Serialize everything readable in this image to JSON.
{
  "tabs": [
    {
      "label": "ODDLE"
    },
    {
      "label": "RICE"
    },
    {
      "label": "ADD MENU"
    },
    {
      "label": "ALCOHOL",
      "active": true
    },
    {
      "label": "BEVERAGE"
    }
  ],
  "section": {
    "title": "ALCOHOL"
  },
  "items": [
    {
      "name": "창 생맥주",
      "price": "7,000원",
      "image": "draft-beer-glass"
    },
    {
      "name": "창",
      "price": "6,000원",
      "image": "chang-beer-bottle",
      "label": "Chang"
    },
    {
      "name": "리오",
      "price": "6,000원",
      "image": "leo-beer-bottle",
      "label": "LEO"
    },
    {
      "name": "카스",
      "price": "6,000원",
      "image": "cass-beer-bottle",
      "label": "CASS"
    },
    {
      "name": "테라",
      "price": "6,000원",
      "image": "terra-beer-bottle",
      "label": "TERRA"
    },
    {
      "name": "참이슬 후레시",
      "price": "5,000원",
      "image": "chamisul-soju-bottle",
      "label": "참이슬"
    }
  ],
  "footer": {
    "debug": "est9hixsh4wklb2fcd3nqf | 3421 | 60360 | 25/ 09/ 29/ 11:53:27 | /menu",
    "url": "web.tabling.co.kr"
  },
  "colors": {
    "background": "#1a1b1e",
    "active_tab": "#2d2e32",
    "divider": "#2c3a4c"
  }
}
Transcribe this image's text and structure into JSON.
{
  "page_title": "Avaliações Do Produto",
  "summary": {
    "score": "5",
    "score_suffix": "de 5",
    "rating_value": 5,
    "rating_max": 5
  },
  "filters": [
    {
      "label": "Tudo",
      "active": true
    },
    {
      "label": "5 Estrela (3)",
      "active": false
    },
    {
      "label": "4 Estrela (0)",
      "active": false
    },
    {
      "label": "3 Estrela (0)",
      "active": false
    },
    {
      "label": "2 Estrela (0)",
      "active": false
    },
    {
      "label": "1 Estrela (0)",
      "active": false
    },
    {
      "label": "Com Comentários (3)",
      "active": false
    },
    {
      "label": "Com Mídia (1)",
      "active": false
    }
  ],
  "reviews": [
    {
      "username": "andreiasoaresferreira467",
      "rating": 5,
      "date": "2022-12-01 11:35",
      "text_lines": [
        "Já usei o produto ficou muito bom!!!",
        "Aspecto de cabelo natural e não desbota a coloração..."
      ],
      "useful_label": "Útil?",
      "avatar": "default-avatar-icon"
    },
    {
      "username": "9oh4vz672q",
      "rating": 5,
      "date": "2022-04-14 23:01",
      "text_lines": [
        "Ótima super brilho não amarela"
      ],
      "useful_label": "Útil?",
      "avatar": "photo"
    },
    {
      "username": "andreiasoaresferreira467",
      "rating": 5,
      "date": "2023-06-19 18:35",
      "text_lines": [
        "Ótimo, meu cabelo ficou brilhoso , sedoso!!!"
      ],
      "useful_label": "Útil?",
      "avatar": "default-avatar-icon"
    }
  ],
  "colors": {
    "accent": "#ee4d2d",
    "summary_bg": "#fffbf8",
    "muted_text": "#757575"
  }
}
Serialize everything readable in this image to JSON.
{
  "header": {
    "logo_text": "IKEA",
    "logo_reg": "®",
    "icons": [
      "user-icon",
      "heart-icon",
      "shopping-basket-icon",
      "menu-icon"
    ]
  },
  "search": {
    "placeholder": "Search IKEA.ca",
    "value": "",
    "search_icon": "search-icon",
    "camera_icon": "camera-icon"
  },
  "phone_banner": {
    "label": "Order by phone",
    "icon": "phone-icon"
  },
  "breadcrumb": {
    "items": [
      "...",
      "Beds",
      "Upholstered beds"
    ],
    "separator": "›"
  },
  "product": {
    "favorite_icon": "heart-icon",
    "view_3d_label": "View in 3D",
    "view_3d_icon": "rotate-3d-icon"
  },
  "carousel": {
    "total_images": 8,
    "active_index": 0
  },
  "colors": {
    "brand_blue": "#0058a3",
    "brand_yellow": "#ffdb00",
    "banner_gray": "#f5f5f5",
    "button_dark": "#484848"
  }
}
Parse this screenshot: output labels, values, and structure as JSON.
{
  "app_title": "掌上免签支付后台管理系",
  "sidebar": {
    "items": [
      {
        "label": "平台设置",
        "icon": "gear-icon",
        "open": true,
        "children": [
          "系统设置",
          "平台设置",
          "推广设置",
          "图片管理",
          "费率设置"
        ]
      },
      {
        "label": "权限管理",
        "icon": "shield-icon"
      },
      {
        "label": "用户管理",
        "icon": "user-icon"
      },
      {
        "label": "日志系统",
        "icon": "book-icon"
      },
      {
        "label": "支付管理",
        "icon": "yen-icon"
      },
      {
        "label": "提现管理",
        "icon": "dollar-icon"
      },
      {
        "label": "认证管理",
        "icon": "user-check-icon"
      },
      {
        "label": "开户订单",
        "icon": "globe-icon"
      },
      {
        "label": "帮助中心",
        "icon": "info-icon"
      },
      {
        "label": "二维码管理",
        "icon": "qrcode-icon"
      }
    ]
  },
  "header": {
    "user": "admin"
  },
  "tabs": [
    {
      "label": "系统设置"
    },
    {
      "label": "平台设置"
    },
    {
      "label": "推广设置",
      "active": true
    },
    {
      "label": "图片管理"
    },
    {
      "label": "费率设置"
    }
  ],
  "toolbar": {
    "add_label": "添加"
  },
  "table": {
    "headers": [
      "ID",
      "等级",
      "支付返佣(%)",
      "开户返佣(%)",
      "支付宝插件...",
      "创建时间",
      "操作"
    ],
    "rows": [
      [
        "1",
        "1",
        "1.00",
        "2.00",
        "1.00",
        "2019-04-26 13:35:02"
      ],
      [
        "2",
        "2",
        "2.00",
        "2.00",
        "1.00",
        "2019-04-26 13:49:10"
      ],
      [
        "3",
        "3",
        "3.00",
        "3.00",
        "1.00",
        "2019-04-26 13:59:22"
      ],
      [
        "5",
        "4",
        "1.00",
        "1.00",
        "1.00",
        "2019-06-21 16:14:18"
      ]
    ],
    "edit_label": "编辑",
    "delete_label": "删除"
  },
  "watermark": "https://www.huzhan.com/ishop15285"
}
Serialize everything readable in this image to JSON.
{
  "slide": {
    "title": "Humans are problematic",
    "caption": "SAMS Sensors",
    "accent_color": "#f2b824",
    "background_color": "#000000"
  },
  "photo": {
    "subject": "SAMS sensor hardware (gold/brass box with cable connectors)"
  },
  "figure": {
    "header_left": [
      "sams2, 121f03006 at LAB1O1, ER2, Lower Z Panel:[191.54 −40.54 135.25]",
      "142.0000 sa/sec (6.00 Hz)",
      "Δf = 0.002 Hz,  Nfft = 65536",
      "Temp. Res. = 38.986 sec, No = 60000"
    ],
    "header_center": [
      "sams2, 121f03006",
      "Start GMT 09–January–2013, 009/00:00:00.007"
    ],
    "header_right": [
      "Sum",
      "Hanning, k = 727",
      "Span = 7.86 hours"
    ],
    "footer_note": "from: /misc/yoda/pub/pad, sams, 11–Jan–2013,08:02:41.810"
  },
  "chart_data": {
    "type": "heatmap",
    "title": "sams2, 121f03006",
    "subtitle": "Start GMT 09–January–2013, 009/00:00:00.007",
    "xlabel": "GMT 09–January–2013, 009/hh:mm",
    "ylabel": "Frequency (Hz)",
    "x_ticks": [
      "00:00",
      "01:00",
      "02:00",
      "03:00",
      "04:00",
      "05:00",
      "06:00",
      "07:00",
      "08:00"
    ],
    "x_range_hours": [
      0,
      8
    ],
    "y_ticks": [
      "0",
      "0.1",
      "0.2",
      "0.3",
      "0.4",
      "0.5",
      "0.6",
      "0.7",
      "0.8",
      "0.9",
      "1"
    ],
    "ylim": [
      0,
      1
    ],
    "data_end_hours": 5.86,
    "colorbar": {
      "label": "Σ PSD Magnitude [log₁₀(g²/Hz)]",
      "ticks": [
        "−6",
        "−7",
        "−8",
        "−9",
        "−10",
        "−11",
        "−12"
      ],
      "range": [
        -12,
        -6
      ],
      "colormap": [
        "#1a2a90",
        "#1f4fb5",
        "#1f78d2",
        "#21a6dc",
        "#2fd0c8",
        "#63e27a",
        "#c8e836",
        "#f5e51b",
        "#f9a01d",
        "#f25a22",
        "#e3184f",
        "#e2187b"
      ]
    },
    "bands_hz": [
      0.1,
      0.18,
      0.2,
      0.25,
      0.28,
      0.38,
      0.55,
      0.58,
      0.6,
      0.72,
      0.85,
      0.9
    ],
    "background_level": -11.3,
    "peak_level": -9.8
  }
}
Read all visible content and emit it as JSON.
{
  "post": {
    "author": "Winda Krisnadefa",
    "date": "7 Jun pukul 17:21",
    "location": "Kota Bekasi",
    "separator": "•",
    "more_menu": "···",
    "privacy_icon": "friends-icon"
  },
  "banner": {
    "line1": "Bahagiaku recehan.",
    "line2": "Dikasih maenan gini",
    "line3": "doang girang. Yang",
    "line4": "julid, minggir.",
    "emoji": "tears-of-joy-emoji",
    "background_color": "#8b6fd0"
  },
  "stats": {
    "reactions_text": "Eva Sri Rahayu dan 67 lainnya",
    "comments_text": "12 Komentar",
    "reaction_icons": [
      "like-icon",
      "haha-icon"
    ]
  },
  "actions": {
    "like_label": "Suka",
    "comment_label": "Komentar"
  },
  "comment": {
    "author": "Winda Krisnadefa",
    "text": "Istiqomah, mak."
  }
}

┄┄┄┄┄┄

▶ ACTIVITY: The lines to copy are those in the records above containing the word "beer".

▶ RESULT FOR THIS EXERCISE:
      "image": "draft-beer-glass"
      "image": "chang-beer-bottle",
      "image": "leo-beer-bottle",
      "image": "cass-beer-bottle",
      "image": "terra-beer-bottle",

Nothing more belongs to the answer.